Sweta: No Ocean Here gives voice to all that needs to be heard. Any human being, who considers himself or herself a voice for human rights, women’s rights, and is against any kind of violence against women, would understand the importance of this book. I wouldn’t add any gender labels to the readership; I can only wish and hope that the book urges readers, both men and women, to empathize and help.
Ernest: What are the similarities between this poetry book and your novel?
Sweta: My first novel, Perfectly Untraditional, set in mostly India and New York City, is a tale about friendships, identity, and relationships in today’s modern day and age. It’s also a happy immigrant story. The book has strong female characters and does focus on the challenges associated with acceptance of homosexuality within the context of India and Iran.
The similarity between the two books would be the focus on the social issue aspect and how it impacts women. That is because I attempt to bring social change through my words. The differences between the two are many. Perfectly Untraditional is fictional while No Ocean Here is a poetry collection based on true events.
Ernest: What do you think is the first step that need be taken toward the emancipation of women in the third world?
Sweta: It would be inappropriate for me to give a blanket statement under the guise of solution for the ongoing problem and challenges women in certain developing and under-developing countries face. They are old, layered, and far too many. But, both as a woman and a human rights activist, I believe that attitudes have to change on many levels.
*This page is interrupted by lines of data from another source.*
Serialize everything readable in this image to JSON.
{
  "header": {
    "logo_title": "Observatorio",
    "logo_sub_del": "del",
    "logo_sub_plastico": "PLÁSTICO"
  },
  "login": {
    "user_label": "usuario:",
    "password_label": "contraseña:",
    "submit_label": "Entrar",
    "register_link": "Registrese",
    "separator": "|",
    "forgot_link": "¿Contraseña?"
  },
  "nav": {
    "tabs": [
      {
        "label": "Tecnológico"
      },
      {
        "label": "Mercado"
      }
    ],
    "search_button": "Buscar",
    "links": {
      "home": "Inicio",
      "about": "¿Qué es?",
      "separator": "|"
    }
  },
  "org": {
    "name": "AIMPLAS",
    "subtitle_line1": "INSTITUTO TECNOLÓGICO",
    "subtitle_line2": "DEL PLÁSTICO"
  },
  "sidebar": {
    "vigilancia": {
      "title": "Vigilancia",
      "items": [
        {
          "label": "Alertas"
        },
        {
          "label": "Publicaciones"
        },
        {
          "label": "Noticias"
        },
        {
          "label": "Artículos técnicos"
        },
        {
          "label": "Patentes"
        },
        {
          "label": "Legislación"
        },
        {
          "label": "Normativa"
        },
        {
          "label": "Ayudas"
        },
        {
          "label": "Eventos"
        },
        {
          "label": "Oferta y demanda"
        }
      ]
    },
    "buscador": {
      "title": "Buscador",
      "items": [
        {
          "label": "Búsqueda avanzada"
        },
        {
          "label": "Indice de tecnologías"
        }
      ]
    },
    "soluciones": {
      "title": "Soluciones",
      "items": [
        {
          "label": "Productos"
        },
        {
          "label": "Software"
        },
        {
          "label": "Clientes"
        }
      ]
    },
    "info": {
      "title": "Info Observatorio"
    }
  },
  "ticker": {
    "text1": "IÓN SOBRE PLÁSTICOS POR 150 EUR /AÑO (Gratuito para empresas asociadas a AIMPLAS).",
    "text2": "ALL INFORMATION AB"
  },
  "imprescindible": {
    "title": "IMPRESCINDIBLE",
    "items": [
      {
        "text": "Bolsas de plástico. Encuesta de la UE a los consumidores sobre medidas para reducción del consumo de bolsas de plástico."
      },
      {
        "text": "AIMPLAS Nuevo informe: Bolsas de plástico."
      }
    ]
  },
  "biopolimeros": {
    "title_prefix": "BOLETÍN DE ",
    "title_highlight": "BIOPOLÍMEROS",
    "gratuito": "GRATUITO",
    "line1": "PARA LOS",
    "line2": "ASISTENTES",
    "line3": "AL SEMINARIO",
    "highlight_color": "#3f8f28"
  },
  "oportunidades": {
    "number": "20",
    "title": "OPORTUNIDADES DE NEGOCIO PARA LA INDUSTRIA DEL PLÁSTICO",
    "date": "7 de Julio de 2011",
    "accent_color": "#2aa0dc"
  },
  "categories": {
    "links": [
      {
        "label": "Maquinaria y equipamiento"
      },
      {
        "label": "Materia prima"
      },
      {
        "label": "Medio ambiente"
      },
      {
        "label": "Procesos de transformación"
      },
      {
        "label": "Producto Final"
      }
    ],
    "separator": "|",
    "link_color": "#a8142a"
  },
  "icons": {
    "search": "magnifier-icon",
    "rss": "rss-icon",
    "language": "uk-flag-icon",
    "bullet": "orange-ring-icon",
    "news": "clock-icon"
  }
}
We need to have zero tolerance for violence against women. Society will eventually cease if women aren’t respected and offered an equal place.
The deeper issue is why some men, not all, feel the need to control women physically and so violently. Efforts need to be made to understand the male psyche that believes that women are objects to be owned. My other question: can we solely keep calling men criminals and let womenfolk walk away without any onus? Every victim and perpetrator is someone’s child, the wrong teachings and learning’s begin at home.
Ernest: Sweta, thank you so much for yet another nice round of conversation here. Please tell us whether readers can get updates about the book and other work of yours at your site.
Sweta: Always a pleasure talking to you, Ernest! My website, www.swetavikram.com, carries updates on my work and upcoming events. There is also my author page on Facebook: https://www.facebook.com/Words.By.Sweta and Twitter: @ssvik where folks can stay updated on my latest work.